## [Directions for this task]
Searching the material below, find each line that includes the word "point", and copy it.

## [Records to process]

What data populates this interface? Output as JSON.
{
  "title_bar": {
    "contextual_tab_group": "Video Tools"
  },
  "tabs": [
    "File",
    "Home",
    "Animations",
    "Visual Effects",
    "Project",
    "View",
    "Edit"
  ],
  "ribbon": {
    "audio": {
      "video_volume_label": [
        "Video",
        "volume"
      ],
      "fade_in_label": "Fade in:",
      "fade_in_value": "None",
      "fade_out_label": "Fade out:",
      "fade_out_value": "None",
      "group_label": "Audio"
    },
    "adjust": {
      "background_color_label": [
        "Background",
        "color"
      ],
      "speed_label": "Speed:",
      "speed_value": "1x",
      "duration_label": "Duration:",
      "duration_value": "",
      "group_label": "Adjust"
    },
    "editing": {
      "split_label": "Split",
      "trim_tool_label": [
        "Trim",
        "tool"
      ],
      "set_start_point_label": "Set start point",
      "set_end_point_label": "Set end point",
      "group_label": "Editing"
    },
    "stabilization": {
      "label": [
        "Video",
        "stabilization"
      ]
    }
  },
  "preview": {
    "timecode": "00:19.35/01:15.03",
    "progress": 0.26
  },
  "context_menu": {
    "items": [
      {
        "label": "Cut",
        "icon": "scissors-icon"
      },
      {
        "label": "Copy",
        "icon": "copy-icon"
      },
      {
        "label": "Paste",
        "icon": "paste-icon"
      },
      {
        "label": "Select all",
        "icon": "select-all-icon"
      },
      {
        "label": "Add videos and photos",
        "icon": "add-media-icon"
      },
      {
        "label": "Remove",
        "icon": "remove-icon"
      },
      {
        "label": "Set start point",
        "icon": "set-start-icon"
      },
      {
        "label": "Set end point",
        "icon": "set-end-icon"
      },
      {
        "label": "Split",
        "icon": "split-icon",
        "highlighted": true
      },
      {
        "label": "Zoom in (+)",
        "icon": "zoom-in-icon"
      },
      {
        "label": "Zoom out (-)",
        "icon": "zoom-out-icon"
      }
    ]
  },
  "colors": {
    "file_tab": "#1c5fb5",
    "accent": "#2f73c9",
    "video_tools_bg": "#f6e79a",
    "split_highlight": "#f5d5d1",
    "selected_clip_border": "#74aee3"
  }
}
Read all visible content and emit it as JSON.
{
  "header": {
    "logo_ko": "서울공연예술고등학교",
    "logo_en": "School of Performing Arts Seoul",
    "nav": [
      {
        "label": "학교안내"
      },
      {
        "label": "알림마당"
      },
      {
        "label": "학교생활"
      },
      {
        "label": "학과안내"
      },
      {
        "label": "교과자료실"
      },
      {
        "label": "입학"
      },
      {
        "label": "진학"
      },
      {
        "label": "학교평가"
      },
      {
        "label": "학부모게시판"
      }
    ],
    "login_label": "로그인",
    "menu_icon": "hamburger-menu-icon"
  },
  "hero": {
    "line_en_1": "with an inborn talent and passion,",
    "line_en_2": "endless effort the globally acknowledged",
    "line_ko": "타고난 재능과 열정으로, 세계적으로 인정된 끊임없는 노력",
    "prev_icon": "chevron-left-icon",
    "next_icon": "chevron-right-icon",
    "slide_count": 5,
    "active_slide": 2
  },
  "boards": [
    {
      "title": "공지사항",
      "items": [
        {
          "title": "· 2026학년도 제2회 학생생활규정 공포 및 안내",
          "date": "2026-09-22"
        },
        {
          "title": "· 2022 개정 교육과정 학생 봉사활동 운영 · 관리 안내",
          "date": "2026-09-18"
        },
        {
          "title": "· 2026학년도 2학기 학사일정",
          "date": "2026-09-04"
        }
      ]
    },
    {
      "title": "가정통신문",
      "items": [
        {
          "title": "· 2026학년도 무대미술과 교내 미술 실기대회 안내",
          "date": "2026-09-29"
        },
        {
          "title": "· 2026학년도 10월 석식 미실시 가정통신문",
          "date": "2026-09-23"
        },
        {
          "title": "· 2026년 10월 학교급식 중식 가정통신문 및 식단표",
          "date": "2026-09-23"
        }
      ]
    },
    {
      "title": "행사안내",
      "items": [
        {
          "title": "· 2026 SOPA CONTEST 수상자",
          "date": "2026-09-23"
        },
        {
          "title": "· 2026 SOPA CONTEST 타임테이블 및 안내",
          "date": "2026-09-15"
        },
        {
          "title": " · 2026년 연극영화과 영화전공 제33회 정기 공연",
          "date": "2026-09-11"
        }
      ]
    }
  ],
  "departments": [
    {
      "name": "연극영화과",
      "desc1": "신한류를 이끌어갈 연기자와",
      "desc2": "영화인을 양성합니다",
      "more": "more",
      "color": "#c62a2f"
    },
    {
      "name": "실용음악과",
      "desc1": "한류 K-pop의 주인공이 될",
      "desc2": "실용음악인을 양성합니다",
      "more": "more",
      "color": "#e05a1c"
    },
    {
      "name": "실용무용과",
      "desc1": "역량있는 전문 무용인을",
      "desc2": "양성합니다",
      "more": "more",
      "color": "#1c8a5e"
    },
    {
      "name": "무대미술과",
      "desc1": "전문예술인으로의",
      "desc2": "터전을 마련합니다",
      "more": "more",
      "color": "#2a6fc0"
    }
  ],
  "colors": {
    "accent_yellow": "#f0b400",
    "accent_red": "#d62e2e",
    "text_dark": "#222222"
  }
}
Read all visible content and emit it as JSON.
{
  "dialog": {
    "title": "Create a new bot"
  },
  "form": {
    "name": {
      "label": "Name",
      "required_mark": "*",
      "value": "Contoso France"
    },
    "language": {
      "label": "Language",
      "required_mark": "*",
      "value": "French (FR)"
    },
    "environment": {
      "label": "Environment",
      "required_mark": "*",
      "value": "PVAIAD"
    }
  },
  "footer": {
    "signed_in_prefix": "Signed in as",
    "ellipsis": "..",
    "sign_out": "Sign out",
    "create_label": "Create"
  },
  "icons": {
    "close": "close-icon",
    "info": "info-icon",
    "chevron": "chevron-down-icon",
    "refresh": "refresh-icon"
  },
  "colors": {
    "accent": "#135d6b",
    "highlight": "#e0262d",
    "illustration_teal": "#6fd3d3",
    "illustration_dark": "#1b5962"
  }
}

## [Result]
      "set_start_point_label": "Set start point",
      "set_end_point_label": "Set end point",
        "label": "Set start point",
        "label": "Set end point",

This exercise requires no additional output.